    • John Pretty
      December 15, 2019 at 15:47

      Seems a reasonable point. Mr Wight has written previously that he opposed Scottish independence in 2014.

      I don’t really see how he can say that the break up of the UK is “well nigh inevitable” on the basis of a Tory election win or that a win for Corbyn’s Labour would have prevented such an eventuality.

      I do not agree that independence is universally desired by Scots. My understanding is that it is around 50/50. Craig Murray has previously written that he believes that the Tories will not grant another referendum, but can independence really be achieved without one?

      Interesting to note that two of the post election post morta published by CN thus far have been penned by people who identify as Scottish and the other by an Australian.

    • Dave
      December 15, 2019 at 17:31

      OK, then leave. No problem. But don’t expect the USA taxpayer to take up the slack of the UK ratepayer to further engorge the filthy rich SOBs (expand the B to the feminine gender) and so-called “Christians” in The City, Buckingham, the Zionist alliance(s), et al. If BoJo England wants to go it alone, so be it. Keep me out of the circle. I am concerned, as a USA citizen (my ethnic background is UK), with my pension, my medical policy, my quality of life. To hell with the ultra-capitalist b******** who seem to want to run the world according to their and your standards. Enough.

    • Frank Titterton
      December 16, 2019 at 23:50

      Democracy will not be done with Brexit, as it is no longer the “will of the British people” as has been shown in countless opinion polls. While older mainly people voted leave, Young people mainly voted remain. As Brexiters dies of old age, remainers are gaining the vote. Only 45% of those who voted in the last election voted Tory or Brexit, while 55% voted for parties that either opposed brexit or offered a second referendum.
      The mere fact that the brexiters opposed a second referendum shows that they knew that they would loose a second referendum.
      Age demographics also played an important part in the recent election, among those under 45, Far more voted Labour than Tory, it was mainly older people who voted Tory, destroying the future for the young with their racist stupidity.

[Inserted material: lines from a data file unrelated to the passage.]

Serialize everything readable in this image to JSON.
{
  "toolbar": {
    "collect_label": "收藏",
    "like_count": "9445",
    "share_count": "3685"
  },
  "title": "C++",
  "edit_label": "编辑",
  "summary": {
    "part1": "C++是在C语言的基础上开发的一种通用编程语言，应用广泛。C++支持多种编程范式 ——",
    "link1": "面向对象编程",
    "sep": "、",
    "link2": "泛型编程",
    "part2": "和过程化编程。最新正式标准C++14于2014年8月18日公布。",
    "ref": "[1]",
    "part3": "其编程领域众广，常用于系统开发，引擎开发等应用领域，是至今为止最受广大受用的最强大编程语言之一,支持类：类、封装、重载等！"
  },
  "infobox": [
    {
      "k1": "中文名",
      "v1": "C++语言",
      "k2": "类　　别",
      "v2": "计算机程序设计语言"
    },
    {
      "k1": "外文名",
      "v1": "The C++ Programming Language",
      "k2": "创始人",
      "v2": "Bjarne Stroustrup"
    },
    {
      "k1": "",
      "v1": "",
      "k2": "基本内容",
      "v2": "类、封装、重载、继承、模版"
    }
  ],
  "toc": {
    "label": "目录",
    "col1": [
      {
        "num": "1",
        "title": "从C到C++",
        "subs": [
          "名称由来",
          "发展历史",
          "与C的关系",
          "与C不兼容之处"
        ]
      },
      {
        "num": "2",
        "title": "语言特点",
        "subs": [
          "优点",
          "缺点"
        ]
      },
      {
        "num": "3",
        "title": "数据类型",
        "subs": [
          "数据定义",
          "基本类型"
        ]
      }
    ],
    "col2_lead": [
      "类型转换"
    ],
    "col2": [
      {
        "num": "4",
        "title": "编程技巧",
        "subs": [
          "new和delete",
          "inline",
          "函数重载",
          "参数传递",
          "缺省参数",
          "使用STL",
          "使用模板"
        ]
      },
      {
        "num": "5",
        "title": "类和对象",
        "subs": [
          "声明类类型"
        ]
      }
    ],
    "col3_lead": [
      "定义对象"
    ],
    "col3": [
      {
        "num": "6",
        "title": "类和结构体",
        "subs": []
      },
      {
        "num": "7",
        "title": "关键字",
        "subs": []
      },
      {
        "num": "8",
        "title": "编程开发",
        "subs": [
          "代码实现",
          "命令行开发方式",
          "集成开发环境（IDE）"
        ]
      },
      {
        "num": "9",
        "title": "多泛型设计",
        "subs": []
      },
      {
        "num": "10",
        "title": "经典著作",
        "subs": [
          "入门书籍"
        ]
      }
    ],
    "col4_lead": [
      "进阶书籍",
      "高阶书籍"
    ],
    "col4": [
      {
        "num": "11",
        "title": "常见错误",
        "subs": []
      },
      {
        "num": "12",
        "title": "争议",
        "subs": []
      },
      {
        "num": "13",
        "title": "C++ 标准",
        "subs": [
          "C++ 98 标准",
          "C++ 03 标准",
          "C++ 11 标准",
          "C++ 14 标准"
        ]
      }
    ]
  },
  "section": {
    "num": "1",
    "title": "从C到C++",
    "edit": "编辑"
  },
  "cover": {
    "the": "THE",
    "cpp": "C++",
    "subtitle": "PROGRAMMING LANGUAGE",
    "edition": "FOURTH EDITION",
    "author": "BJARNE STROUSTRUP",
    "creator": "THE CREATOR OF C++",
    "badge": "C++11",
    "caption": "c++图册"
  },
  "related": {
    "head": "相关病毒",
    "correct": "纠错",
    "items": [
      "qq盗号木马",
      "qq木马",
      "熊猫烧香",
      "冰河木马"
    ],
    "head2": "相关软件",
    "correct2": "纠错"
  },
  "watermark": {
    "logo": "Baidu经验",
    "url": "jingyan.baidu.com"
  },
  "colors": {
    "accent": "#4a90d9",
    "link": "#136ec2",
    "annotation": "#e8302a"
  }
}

    • bob
      December 17, 2019 at 07:46

      Sorry, Reginald. Boris Johnson’s new deal with the EU is hardly any different from Theresa May’s deal – neither amount to the UK leaving the EU in a sovereign brexit. The UK will ‘leave’ the EU in name only and be constrained without any say whatsoever in the EU for a generation – if the latest Withdrawal Bill becomes law. This being voted for by a whole load of conservatives who opposed May’s deal and saw it for what it was!!

      I haven’t mentioned the uprising of the EU Defence Union, which the UK is a major player in because nobody in politics in Britain wants to talk about it

Comments are closed.